Provided entries:
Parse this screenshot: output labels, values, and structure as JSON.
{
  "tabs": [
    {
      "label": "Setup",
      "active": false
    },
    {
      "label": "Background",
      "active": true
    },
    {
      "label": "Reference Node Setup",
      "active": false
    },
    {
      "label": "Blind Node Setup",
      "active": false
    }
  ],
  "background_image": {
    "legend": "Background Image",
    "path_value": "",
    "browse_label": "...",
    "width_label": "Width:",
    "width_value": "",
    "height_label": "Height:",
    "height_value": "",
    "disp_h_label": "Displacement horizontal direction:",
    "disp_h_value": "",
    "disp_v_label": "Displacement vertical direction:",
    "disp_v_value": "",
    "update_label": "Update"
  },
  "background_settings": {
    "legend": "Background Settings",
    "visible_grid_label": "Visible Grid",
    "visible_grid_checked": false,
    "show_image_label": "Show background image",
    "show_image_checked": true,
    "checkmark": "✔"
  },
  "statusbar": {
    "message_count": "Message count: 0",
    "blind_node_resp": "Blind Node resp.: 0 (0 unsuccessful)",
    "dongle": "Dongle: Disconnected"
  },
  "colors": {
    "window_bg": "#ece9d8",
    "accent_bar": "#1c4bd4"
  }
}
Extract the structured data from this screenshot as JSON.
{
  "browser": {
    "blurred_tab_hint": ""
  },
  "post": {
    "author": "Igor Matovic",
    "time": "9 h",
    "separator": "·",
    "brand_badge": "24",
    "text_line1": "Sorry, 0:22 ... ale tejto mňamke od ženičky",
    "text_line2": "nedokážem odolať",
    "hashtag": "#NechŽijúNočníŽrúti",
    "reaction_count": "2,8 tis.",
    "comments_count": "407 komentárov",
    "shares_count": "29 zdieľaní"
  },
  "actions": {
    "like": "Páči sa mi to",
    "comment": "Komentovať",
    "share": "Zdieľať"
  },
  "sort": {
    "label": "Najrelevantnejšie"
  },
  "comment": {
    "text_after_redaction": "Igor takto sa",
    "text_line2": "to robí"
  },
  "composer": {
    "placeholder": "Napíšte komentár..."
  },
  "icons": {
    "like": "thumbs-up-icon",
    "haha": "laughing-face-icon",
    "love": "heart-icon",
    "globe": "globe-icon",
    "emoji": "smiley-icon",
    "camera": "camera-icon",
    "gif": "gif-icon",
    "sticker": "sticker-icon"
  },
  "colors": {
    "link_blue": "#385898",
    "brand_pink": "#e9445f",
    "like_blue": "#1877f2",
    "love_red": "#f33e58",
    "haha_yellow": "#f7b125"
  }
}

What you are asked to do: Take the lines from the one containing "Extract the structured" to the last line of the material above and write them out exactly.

Finished task:
Extract the structured data from this screenshot as JSON.
{
  "browser": {
    "blurred_tab_hint": ""
  },
  "post": {
    "author": "Igor Matovic",
    "time": "9 h",
    "separator": "·",
    "brand_badge": "24",
    "text_line1": "Sorry, 0:22 ... ale tejto mňamke od ženičky",
    "text_line2": "nedokážem odolať",
    "hashtag": "#NechŽijúNočníŽrúti",
    "reaction_count": "2,8 tis.",
    "comments_count": "407 komentárov",
    "shares_count": "29 zdieľaní"
  },
  "actions": {
    "like": "Páči sa mi to",
    "comment": "Komentovať",
    "share": "Zdieľať"
  },
  "sort": {
    "label": "Najrelevantnejšie"
  },
  "comment": {
    "text_after_redaction": "Igor takto sa",
    "text_line2": "to robí"
  },
  "composer": {
    "placeholder": "Napíšte komentár..."
  },
  "icons": {
    "like": "thumbs-up-icon",
    "haha": "laughing-face-icon",
    "love": "heart-icon",
    "globe": "globe-icon",
    "emoji": "smiley-icon",
    "camera": "camera-icon",
    "gif": "gif-icon",
    "sticker": "sticker-icon"
  },
  "colors": {
    "link_blue": "#385898",
    "brand_pink": "#e9445f",
    "like_blue": "#1877f2",
    "love_red": "#f33e58",
    "haha_yellow": "#f7b125"
  }
}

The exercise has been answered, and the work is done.